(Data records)
Content starts
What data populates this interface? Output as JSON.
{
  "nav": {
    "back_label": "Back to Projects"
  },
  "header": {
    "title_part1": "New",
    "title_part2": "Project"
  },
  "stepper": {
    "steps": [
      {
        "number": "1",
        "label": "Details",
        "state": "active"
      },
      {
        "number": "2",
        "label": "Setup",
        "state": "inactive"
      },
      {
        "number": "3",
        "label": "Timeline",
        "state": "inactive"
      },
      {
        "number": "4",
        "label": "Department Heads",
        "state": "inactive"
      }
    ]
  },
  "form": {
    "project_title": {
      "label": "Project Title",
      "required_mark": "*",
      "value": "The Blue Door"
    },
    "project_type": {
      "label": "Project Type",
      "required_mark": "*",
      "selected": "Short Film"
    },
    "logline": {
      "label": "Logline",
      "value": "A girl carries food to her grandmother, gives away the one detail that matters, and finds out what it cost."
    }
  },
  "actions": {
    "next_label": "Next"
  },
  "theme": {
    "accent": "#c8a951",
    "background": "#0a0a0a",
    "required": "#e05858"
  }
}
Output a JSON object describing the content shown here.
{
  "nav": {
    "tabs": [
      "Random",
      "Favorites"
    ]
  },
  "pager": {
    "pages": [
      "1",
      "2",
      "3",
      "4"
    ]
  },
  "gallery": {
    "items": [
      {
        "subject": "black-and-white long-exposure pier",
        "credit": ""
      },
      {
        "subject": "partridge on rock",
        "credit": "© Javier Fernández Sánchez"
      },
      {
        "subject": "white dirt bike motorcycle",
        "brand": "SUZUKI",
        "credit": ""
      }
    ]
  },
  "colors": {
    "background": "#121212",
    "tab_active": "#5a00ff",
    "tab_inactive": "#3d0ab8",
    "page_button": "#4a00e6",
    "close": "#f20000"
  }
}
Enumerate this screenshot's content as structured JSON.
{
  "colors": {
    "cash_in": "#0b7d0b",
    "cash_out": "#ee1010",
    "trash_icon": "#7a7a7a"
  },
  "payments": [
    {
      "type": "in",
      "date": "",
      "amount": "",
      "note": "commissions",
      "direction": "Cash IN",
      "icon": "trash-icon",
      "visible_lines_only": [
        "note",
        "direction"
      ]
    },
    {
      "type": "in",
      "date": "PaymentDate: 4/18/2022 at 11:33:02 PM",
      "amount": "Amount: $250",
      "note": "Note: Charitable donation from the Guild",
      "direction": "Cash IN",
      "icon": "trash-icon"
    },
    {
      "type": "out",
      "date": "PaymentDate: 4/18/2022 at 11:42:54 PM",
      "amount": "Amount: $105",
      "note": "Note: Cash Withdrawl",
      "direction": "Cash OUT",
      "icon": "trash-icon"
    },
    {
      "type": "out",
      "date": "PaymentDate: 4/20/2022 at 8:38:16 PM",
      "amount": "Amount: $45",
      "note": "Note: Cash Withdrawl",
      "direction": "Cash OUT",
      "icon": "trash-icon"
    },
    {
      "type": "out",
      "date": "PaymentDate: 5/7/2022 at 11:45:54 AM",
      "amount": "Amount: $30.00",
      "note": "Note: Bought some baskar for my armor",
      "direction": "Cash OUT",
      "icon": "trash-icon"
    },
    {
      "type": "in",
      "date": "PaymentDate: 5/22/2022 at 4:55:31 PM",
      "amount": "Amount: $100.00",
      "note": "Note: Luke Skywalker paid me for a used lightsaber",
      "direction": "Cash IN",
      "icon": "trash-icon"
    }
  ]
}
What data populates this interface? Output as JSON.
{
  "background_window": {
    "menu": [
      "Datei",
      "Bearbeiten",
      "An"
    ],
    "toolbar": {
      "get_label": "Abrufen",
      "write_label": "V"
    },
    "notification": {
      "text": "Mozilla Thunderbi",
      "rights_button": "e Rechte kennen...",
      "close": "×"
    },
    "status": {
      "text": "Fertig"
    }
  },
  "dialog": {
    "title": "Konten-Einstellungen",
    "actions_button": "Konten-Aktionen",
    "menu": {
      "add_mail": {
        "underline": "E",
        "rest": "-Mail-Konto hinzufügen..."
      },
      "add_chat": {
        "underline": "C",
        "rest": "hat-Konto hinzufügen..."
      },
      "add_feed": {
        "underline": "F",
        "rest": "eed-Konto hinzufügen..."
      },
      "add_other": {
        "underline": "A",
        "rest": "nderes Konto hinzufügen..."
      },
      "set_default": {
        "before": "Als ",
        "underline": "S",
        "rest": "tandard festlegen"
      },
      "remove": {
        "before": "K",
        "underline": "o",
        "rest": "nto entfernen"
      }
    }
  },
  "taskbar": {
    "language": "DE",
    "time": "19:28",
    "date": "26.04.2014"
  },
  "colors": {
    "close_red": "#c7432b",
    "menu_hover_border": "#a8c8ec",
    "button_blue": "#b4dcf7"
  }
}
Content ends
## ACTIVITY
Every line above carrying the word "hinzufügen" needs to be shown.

## ANSWER BOX
        "rest": "-Mail-Konto hinzufügen..."
        "rest": "hat-Konto hinzufügen..."
        "rest": "eed-Konto hinzufügen..."
        "rest": "nderes Konto hinzufügen..."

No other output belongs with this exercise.